# Records shown:
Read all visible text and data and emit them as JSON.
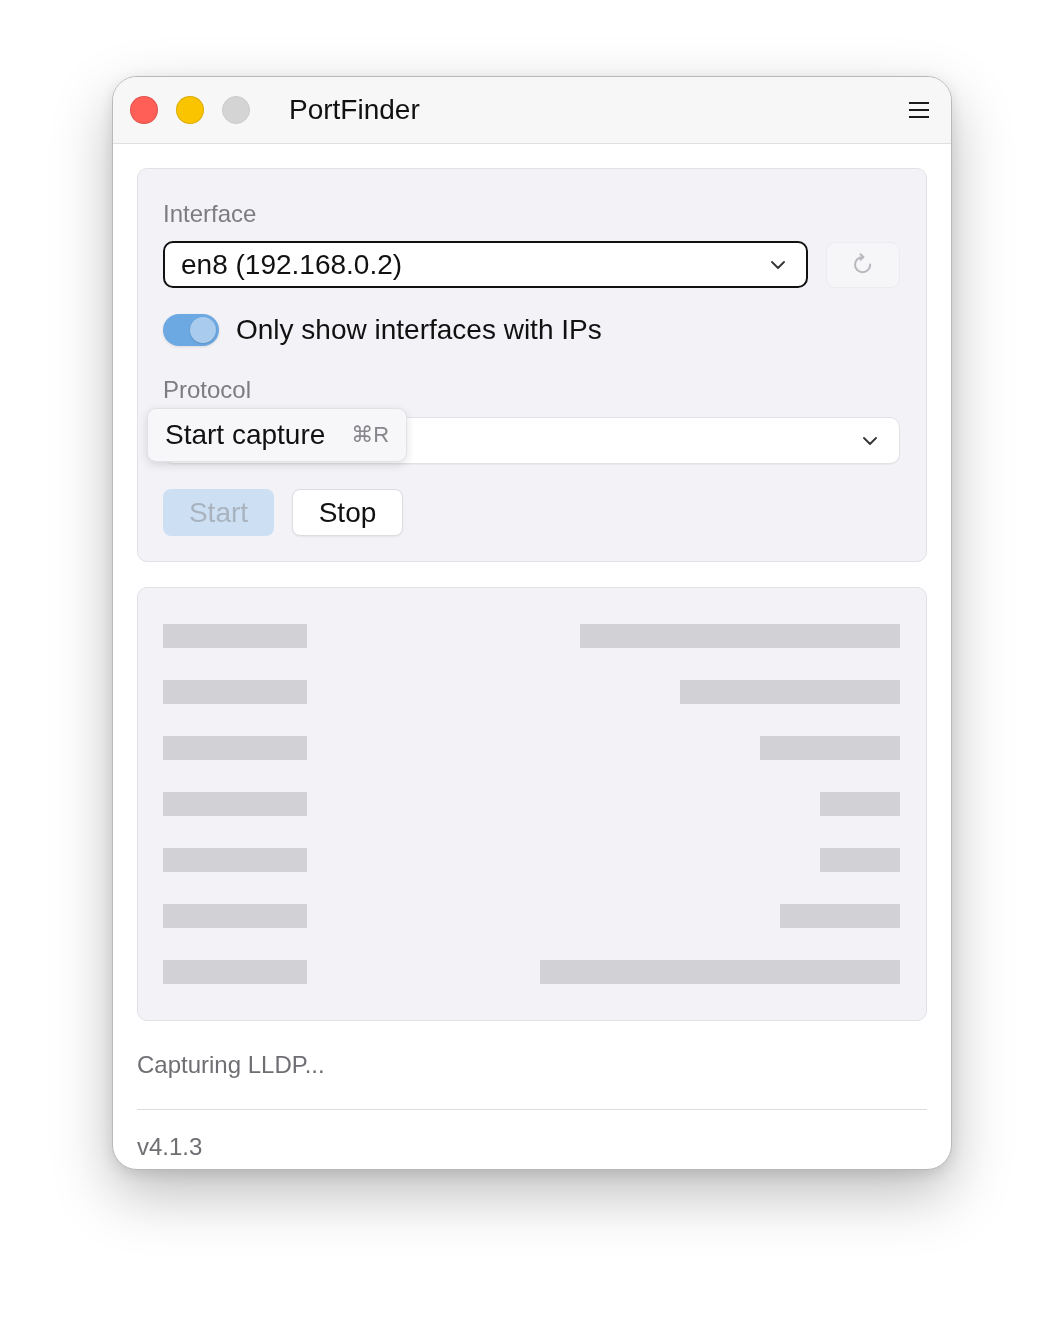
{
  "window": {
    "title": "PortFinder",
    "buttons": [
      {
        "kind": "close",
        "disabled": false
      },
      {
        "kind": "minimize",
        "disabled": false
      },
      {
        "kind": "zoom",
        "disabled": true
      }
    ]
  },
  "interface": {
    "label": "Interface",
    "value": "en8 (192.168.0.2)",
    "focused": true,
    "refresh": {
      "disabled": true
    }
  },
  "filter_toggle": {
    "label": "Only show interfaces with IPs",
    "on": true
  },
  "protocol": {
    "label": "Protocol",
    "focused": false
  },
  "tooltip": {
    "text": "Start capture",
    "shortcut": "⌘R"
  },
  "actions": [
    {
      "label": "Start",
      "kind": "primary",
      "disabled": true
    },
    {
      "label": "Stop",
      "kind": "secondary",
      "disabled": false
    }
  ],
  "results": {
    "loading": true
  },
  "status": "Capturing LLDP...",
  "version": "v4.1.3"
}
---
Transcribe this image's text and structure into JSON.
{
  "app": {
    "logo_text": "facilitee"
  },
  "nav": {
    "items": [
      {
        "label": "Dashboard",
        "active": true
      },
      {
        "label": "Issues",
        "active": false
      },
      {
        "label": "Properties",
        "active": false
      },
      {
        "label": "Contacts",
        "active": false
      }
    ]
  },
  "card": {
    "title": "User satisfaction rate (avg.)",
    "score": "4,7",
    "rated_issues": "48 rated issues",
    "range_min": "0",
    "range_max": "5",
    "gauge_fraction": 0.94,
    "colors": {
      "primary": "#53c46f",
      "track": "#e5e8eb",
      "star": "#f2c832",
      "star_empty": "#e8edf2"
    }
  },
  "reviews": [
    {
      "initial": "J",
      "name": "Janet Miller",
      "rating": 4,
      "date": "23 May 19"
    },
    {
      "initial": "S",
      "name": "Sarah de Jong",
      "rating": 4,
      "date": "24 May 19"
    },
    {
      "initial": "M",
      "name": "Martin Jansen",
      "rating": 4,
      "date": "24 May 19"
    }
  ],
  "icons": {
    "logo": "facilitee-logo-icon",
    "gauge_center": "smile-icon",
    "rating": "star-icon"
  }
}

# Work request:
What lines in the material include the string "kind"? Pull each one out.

# Answer to the problem:
        "kind": "close",
        "kind": "minimize",
        "kind": "zoom",
      "kind": "primary",
      "kind": "secondary",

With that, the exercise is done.